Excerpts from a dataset
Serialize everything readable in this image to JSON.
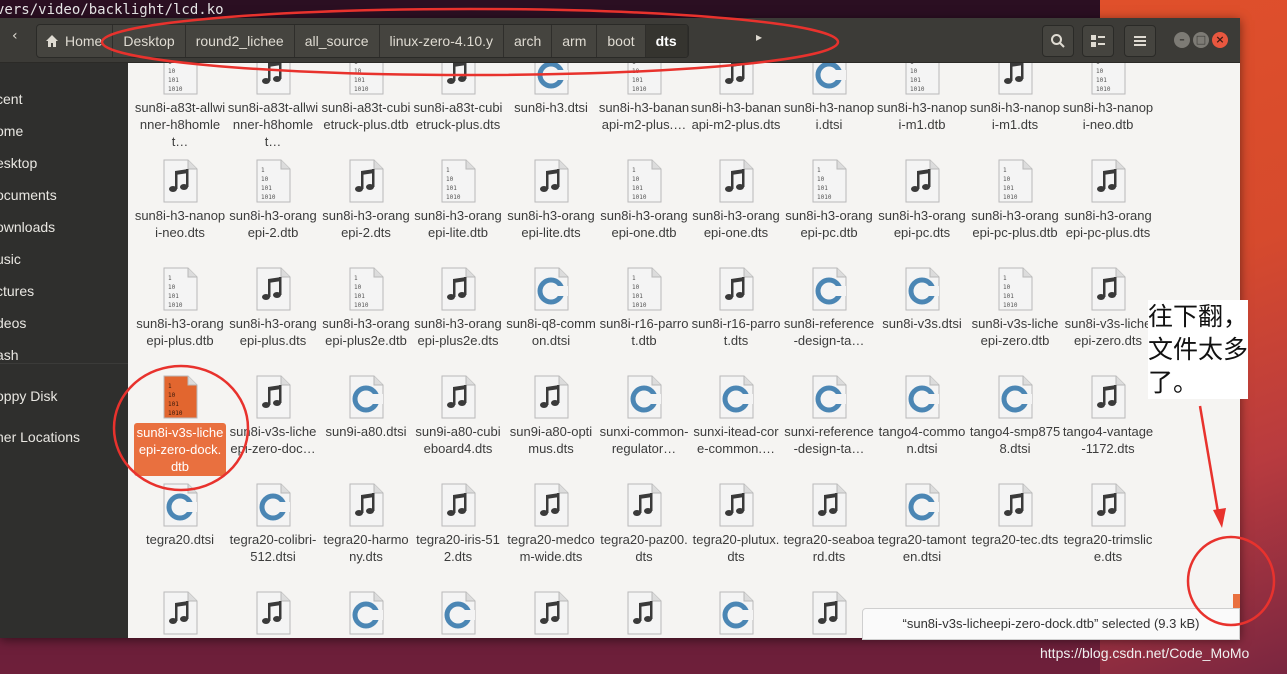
{
  "terminal": {
    "text": "vers/video/backlight/lcd.ko"
  },
  "pathbar": {
    "items": [
      "Home",
      "Desktop",
      "round2_lichee",
      "all_source",
      "linux-zero-4.10.y",
      "arch",
      "arm",
      "boot",
      "dts"
    ]
  },
  "sidebar": {
    "items": [
      "cent",
      "ome",
      "esktop",
      "ocuments",
      "ownloads",
      "usic",
      "ctures",
      "deos",
      "ash",
      "oppy Disk",
      "her Locations"
    ]
  },
  "files": [
    {
      "name": "sun8i-a83t-allwinner-h8homlet…",
      "type": "dtb"
    },
    {
      "name": "sun8i-a83t-allwinner-h8homlet…",
      "type": "dts"
    },
    {
      "name": "sun8i-a83t-cubietruck-plus.dtb",
      "type": "dtb"
    },
    {
      "name": "sun8i-a83t-cubietruck-plus.dts",
      "type": "dts"
    },
    {
      "name": "sun8i-h3.dtsi",
      "type": "dtsi"
    },
    {
      "name": "sun8i-h3-bananapi-m2-plus.…",
      "type": "dtb"
    },
    {
      "name": "sun8i-h3-bananapi-m2-plus.dts",
      "type": "dts"
    },
    {
      "name": "sun8i-h3-nanopi.dtsi",
      "type": "dtsi"
    },
    {
      "name": "sun8i-h3-nanopi-m1.dtb",
      "type": "dtb"
    },
    {
      "name": "sun8i-h3-nanopi-m1.dts",
      "type": "dts"
    },
    {
      "name": "sun8i-h3-nanopi-neo.dtb",
      "type": "dtb"
    },
    {
      "name": "sun8i-h3-nanopi-neo.dts",
      "type": "dts"
    },
    {
      "name": "sun8i-h3-orangepi-2.dtb",
      "type": "dtb"
    },
    {
      "name": "sun8i-h3-orangepi-2.dts",
      "type": "dts"
    },
    {
      "name": "sun8i-h3-orangepi-lite.dtb",
      "type": "dtb"
    },
    {
      "name": "sun8i-h3-orangepi-lite.dts",
      "type": "dts"
    },
    {
      "name": "sun8i-h3-orangepi-one.dtb",
      "type": "dtb"
    },
    {
      "name": "sun8i-h3-orangepi-one.dts",
      "type": "dts"
    },
    {
      "name": "sun8i-h3-orangepi-pc.dtb",
      "type": "dtb"
    },
    {
      "name": "sun8i-h3-orangepi-pc.dts",
      "type": "dts"
    },
    {
      "name": "sun8i-h3-orangepi-pc-plus.dtb",
      "type": "dtb"
    },
    {
      "name": "sun8i-h3-orangepi-pc-plus.dts",
      "type": "dts"
    },
    {
      "name": "sun8i-h3-orangepi-plus.dtb",
      "type": "dtb"
    },
    {
      "name": "sun8i-h3-orangepi-plus.dts",
      "type": "dts"
    },
    {
      "name": "sun8i-h3-orangepi-plus2e.dtb",
      "type": "dtb"
    },
    {
      "name": "sun8i-h3-orangepi-plus2e.dts",
      "type": "dts"
    },
    {
      "name": "sun8i-q8-common.dtsi",
      "type": "dtsi"
    },
    {
      "name": "sun8i-r16-parrot.dtb",
      "type": "dtb"
    },
    {
      "name": "sun8i-r16-parrot.dts",
      "type": "dts"
    },
    {
      "name": "sun8i-reference-design-ta…",
      "type": "dtsi"
    },
    {
      "name": "sun8i-v3s.dtsi",
      "type": "dtsi"
    },
    {
      "name": "sun8i-v3s-licheepi-zero.dtb",
      "type": "dtb"
    },
    {
      "name": "sun8i-v3s-licheepi-zero.dts",
      "type": "dts"
    },
    {
      "name": "sun8i-v3s-licheepi-zero-dock.dtb",
      "type": "dtb",
      "selected": true
    },
    {
      "name": "sun8i-v3s-licheepi-zero-doc…",
      "type": "dts"
    },
    {
      "name": "sun9i-a80.dtsi",
      "type": "dtsi"
    },
    {
      "name": "sun9i-a80-cubieboard4.dts",
      "type": "dts"
    },
    {
      "name": "sun9i-a80-optimus.dts",
      "type": "dts"
    },
    {
      "name": "sunxi-common-regulator…",
      "type": "dtsi"
    },
    {
      "name": "sunxi-itead-core-common.…",
      "type": "dtsi"
    },
    {
      "name": "sunxi-reference-design-ta…",
      "type": "dtsi"
    },
    {
      "name": "tango4-common.dtsi",
      "type": "dtsi"
    },
    {
      "name": "tango4-smp8758.dtsi",
      "type": "dtsi"
    },
    {
      "name": "tango4-vantage-1172.dts",
      "type": "dts"
    },
    {
      "name": "tegra20.dtsi",
      "type": "dtsi"
    },
    {
      "name": "tegra20-colibri-512.dtsi",
      "type": "dtsi"
    },
    {
      "name": "tegra20-harmony.dts",
      "type": "dts"
    },
    {
      "name": "tegra20-iris-512.dts",
      "type": "dts"
    },
    {
      "name": "tegra20-medcom-wide.dts",
      "type": "dts"
    },
    {
      "name": "tegra20-paz00.dts",
      "type": "dts"
    },
    {
      "name": "tegra20-plutux.dts",
      "type": "dts"
    },
    {
      "name": "tegra20-seaboard.dts",
      "type": "dts"
    },
    {
      "name": "tegra20-tamonten.dtsi",
      "type": "dtsi"
    },
    {
      "name": "tegra20-tec.dts",
      "type": "dts"
    },
    {
      "name": "tegra20-trimslice.dts",
      "type": "dts"
    },
    {
      "name": "",
      "type": "dts"
    },
    {
      "name": "",
      "type": "dts"
    },
    {
      "name": "",
      "type": "dtsi"
    },
    {
      "name": "",
      "type": "dtsi"
    },
    {
      "name": "",
      "type": "dts"
    },
    {
      "name": "",
      "type": "dts"
    },
    {
      "name": "",
      "type": "dtsi"
    },
    {
      "name": "",
      "type": "dts"
    }
  ],
  "status": {
    "text": "“sun8i-v3s-licheepi-zero-dock.dtb” selected  (9.3 kB)"
  },
  "annotation": {
    "line1": "往下翻，",
    "line2": "文件太多",
    "line3": "了。"
  },
  "watermark": {
    "text": "https://blog.csdn.net/Code_MoMo"
  },
  "colors": {
    "accent": "#e9703f",
    "annotation_red": "#e8322d",
    "header": "#3c3b37",
    "sidebar": "#2f2f2d"
  },
  "icons": {
    "dtb": "binary-file-icon",
    "dts": "music-note-file-icon",
    "dtsi": "c-source-file-icon"
  }
}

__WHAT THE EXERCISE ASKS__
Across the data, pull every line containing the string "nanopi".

__EXPECTED ANSWER__
      "name": "sun8i-h3-nanopi.dtsi",
      "name": "sun8i-h3-nanopi-m1.dtb",
      "name": "sun8i-h3-nanopi-m1.dts",
      "name": "sun8i-h3-nanopi-neo.dtb",
      "name": "sun8i-h3-nanopi-neo.dts",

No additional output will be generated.